#### Exercise aim
Repeat every line of the data exactly, but not the pictures.
━━━━━━━━━━━━━━━━━━━━
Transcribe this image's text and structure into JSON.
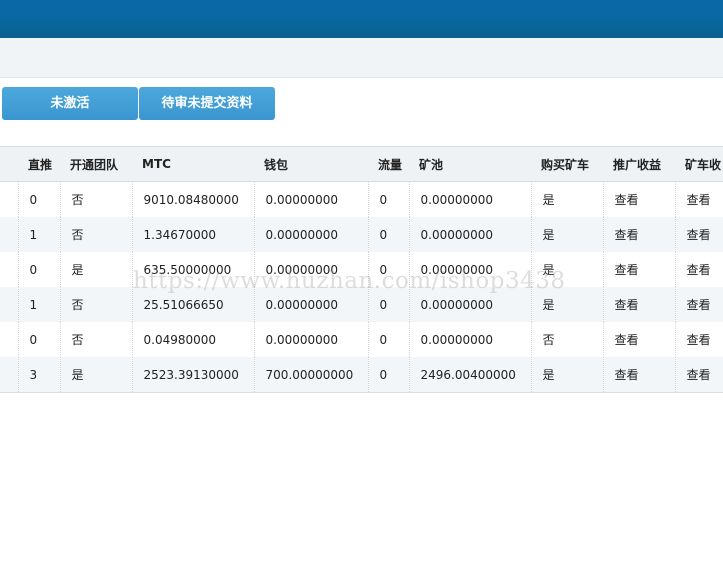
{
  "buttons": {
    "inactive": "未激活",
    "pending": "待审未提交资料"
  },
  "table": {
    "headers": [
      "",
      "直推",
      "开通团队",
      "MTC",
      "钱包",
      "流量",
      "矿池",
      "购买矿车",
      "推广收益",
      "矿车收"
    ],
    "rows": [
      {
        "zhitui": "0",
        "team": "否",
        "mtc": "9010.08480000",
        "wallet": "0.00000000",
        "flow": "0",
        "pool": "0.00000000",
        "buy": "是",
        "promo": "查看",
        "cart": "查看"
      },
      {
        "zhitui": "1",
        "team": "否",
        "mtc": "1.34670000",
        "wallet": "0.00000000",
        "flow": "0",
        "pool": "0.00000000",
        "buy": "是",
        "promo": "查看",
        "cart": "查看"
      },
      {
        "zhitui": "0",
        "team": "是",
        "mtc": "635.50000000",
        "wallet": "0.00000000",
        "flow": "0",
        "pool": "0.00000000",
        "buy": "是",
        "promo": "查看",
        "cart": "查看"
      },
      {
        "zhitui": "1",
        "team": "否",
        "mtc": "25.51066650",
        "wallet": "0.00000000",
        "flow": "0",
        "pool": "0.00000000",
        "buy": "是",
        "promo": "查看",
        "cart": "查看"
      },
      {
        "zhitui": "0",
        "team": "否",
        "mtc": "0.04980000",
        "wallet": "0.00000000",
        "flow": "0",
        "pool": "0.00000000",
        "buy": "否",
        "promo": "查看",
        "cart": "查看"
      },
      {
        "zhitui": "3",
        "team": "是",
        "mtc": "2523.39130000",
        "wallet": "700.00000000",
        "flow": "0",
        "pool": "2496.00400000",
        "buy": "是",
        "promo": "查看",
        "cart": "查看"
      }
    ]
  },
  "watermark": "https://www.huzhan.com/ishop3438"
}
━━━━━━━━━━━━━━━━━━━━
#### Written answer
Transcribe this image's text and structure into JSON.
{
  "buttons": {
    "inactive": "未激活",
    "pending": "待审未提交资料"
  },
  "table": {
    "headers": [
      "",
      "直推",
      "开通团队",
      "MTC",
      "钱包",
      "流量",
      "矿池",
      "购买矿车",
      "推广收益",
      "矿车收"
    ],
    "rows": [
      {
        "zhitui": "0",
        "team": "否",
        "mtc": "9010.08480000",
        "wallet": "0.00000000",
        "flow": "0",
        "pool": "0.00000000",
        "buy": "是",
        "promo": "查看",
        "cart": "查看"
      },
      {
        "zhitui": "1",
        "team": "否",
        "mtc": "1.34670000",
        "wallet": "0.00000000",
        "flow": "0",
        "pool": "0.00000000",
        "buy": "是",
        "promo": "查看",
        "cart": "查看"
      },
      {
        "zhitui": "0",
        "team": "是",
        "mtc": "635.50000000",
        "wallet": "0.00000000",
        "flow": "0",
        "pool": "0.00000000",
        "buy": "是",
        "promo": "查看",
        "cart": "查看"
      },
      {
        "zhitui": "1",
        "team": "否",
        "mtc": "25.51066650",
        "wallet": "0.00000000",
        "flow": "0",
        "pool": "0.00000000",
        "buy": "是",
        "promo": "查看",
        "cart": "查看"
      },
      {
        "zhitui": "0",
        "team": "否",
        "mtc": "0.04980000",
        "wallet": "0.00000000",
        "flow": "0",
        "pool": "0.00000000",
        "buy": "否",
        "promo": "查看",
        "cart": "查看"
      },
      {
        "zhitui": "3",
        "team": "是",
        "mtc": "2523.39130000",
        "wallet": "700.00000000",
        "flow": "0",
        "pool": "2496.00400000",
        "buy": "是",
        "promo": "查看",
        "cart": "查看"
      }
    ]
  },
  "watermark": "https://www.huzhan.com/ishop3438"
}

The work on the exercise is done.